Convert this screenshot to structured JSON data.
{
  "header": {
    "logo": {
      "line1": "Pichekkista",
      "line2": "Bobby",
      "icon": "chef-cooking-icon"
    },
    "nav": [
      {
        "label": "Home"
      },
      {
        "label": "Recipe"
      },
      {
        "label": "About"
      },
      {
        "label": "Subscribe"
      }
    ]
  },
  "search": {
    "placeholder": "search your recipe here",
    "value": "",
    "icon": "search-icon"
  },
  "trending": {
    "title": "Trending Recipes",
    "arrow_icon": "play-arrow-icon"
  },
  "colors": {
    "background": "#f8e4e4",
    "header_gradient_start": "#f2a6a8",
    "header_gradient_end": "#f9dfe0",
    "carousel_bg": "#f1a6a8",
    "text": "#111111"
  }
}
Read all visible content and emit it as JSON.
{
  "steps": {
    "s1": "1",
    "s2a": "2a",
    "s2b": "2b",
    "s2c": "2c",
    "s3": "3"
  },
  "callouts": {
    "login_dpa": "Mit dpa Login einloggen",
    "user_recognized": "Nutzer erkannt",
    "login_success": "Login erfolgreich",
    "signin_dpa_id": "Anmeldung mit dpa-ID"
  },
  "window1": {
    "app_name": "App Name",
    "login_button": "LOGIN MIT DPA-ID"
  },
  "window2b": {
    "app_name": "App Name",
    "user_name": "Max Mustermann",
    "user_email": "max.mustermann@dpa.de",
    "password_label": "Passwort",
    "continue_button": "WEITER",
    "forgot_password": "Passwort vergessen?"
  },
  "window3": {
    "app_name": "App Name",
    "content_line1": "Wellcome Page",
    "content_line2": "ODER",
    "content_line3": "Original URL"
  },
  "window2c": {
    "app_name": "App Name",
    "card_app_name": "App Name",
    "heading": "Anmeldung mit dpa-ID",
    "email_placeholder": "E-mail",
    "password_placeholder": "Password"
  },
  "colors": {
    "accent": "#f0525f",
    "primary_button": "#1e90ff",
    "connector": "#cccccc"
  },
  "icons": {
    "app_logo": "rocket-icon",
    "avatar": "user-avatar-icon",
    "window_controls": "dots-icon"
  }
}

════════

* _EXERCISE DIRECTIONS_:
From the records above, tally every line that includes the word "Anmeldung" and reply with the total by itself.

* _ANSWER FOR THIS EXERCISE_:
2